A fall in tech valuations may send U.S. and Chinese unicorns running in different directions. Several private Silicon Valley firms worth $1 billion or more have taken valuation hits once they are in the public eye. The same may be happening to one-horned beasts in the People’s Republic, only in private.
Take Jack Dorsey’s U.S. online payments outfit, Square. The shares popped enthusiastically on the company’s stock market debut in November, but its market capitalization remains about a third below the $6 billion price tag implied by an earlier private funding round. Some unicorns that have yet to go public are already feeling the chill. Fidelity Investments, a prominent investor in late-stage private financings, recently marked down its holding in Snapchat by 25 percent from a headline valuation of $16 billion in May.
Super-unicorns such as Uber and Airbnb, valued at roughly $50 billion and $25 billion respectively on the strength of relatively small private fundraising exercises, can still tap Fidelity, T. Rowe Price and others for funds. These investors may be more cautious than they were, but it’s a more appealing option than an IPO with the risk of a very public drop in valuation.

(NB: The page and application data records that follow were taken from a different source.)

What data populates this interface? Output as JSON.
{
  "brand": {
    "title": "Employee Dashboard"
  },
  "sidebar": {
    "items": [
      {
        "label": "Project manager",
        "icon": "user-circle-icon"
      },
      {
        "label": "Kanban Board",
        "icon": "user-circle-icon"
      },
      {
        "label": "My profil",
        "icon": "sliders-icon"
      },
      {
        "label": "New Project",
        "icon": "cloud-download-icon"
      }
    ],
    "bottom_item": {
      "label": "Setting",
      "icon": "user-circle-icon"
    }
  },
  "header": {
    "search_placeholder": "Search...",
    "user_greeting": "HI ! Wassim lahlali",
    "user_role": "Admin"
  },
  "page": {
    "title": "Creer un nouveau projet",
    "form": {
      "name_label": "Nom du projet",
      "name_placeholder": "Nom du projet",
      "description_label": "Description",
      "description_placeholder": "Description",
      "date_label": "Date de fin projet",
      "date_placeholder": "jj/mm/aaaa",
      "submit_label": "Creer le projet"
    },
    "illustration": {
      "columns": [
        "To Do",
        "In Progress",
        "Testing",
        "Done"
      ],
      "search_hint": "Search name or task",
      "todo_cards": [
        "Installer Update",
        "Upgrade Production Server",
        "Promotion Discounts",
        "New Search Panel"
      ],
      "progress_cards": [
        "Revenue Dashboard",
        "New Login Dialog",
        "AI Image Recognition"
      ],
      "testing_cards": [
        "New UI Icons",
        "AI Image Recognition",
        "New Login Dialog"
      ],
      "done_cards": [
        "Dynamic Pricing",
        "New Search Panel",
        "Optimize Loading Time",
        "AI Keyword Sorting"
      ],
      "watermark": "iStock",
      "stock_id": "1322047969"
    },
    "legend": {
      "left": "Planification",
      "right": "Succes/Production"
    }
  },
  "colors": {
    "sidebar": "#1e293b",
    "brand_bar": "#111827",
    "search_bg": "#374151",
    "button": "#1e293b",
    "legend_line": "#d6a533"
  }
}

Of the four unicorns that have listed in 2015 only one, Shopify, floated at a mark higher than its last private price, according to data compiled by TechCrunch. Of the 14 that have gone public since 2011, half have traded down since their IPOs. Meanwhile the number of U.S. private-market unicorns continues to rise.
China’s members of the club face scepticism, too, but in pre-IPO markets. Private equity and venture capital appetites have cooled since the stock market crashed in June, with investments for October hitting $2 billion – just a third of the previous month’s total, according to Zero2IPO research, and down 30 percent year-on-year. The slowdown probably helped prompt October’s $15 billion merger deal between two group-discount website unicorns, Meituan and Dianping. And U.S.-style late-stage funding from established institutions like Fidelity is hard to come by.
That means many of China’s startups may not have the option to stay private. They may not want to anyway, because public valuations are still high. The Nasdaq-style ChiNext board in Shenzhen trades at a whopping 84 times earnings and is up 92 percent this year. Regulators recently lifted an IPO ban, too.
Funding scares will probably cause U.S. unicorns to shy away from IPOs, but the Chinese species may run towards them.
Author – Robyn Mak